“What drives modern man so strongly to style is the unburdening and concealment of the personal, which is the essence of style. Subjectivism and individuality have intensified to breaking-point and in the stylized designs, from those of behavior to those of home furnishing there is a mitigation and toning down of this acute personality to a generality and its law.” (Simmel on Culture)
My work engages stages of the adaptation of ‘fashions.’ How taste, even ‘bad taste’ can be celebrated in aristocratic society, but once mimicked by a different social sphere it can become kitsch and regarded as ‘aesthetic slumming.’ The concept of fashion and its association with modernity is interplay between individual imitation and differentiation.
Kitsch excites the desire for ownership, and suggests ‘hominess,’ or the kind of clutter in which objects are assembled in an attempt to signify wealth and taste. Chintz, beads, lace can function as unnecessary embellishment that are piled on in an attempt to dress up an object, creating a veil for it humble beginnings, while plastic attempts to preserve it.
Fashion, adornment, and ornament all have vicious life cycles- newness is simultaneously associated with demise and death. Though fashion and adornment are closely related to the body, ornament can expand to architecture and environment. I begin to blur the boundaries of body and object, different social classes, the beautiful and the repugnant, the outside and the inside. These decorative acts function as an aesthetic veil, that draws attention to itself but is ultimately removed when the viewer discovers what attracts them to the work are deficiencies.
CROWNS & VEILS 2011-2013
I construct decorative, non-functional glass headdresses to initiate a new conversation about narcissistic female adornment.
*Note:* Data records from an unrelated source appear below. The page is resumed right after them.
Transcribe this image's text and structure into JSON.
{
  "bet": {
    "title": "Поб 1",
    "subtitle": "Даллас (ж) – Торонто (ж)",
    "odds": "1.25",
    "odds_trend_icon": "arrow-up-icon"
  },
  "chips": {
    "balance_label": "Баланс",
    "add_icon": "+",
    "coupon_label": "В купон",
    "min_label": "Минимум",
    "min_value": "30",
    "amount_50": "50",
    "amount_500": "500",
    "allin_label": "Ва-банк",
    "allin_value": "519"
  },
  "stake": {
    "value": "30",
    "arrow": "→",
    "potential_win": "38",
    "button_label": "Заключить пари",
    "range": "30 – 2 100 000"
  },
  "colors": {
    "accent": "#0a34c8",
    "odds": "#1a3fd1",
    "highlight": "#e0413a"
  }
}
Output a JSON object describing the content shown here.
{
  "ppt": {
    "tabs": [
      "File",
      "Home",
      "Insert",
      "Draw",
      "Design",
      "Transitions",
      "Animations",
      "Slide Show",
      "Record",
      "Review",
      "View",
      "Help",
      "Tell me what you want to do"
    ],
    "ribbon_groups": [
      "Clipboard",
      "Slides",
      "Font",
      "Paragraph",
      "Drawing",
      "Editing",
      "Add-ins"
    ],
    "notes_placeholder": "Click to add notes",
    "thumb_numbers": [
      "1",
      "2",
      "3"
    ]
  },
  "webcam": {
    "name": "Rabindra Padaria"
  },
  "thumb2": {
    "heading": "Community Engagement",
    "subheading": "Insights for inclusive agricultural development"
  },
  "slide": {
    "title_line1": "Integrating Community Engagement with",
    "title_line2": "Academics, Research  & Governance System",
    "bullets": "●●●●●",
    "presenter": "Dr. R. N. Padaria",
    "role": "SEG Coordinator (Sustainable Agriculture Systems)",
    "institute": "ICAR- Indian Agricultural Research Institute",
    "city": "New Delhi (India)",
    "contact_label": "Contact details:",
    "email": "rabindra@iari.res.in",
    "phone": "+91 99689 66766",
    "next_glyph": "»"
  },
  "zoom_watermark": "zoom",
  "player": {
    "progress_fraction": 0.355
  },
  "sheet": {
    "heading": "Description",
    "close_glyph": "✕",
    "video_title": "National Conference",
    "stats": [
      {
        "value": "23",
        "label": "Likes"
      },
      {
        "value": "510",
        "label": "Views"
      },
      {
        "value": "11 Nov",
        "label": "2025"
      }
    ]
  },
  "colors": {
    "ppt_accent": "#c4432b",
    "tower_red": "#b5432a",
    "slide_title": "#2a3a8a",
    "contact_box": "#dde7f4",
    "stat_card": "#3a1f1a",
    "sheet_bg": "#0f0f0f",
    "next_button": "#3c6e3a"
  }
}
Throughout history the cultural construction of feminine identity has contributed to a persistent desire by women to transcend what nature has given them physically. I believe these gestures of transformation are made selfishly and with pleasure, in hopes to achieve a fantasy. The glass headdresses function as a separation between viewer and ‘wearer.’ This distance enables the ‘wearer’ to be transformed into the fantastical creature; however, this distance is only a counterfeit perfection.
I am interested in women’s attempts to fit popular cultural representation and how often this results in a suspension of their critical self-awareness. How women’s efforts to fulfill these representations can lead to feelings of guilt and the simultaneous assertion of individual power and the creation of a ‘feminine mystique.’ Finally I am interested in the adornments of the celebration of the ‘perfect’ woman. These celebrations can include beauty queens, exotic dancers, and ironically in it’s most extreme manifestation: the bride.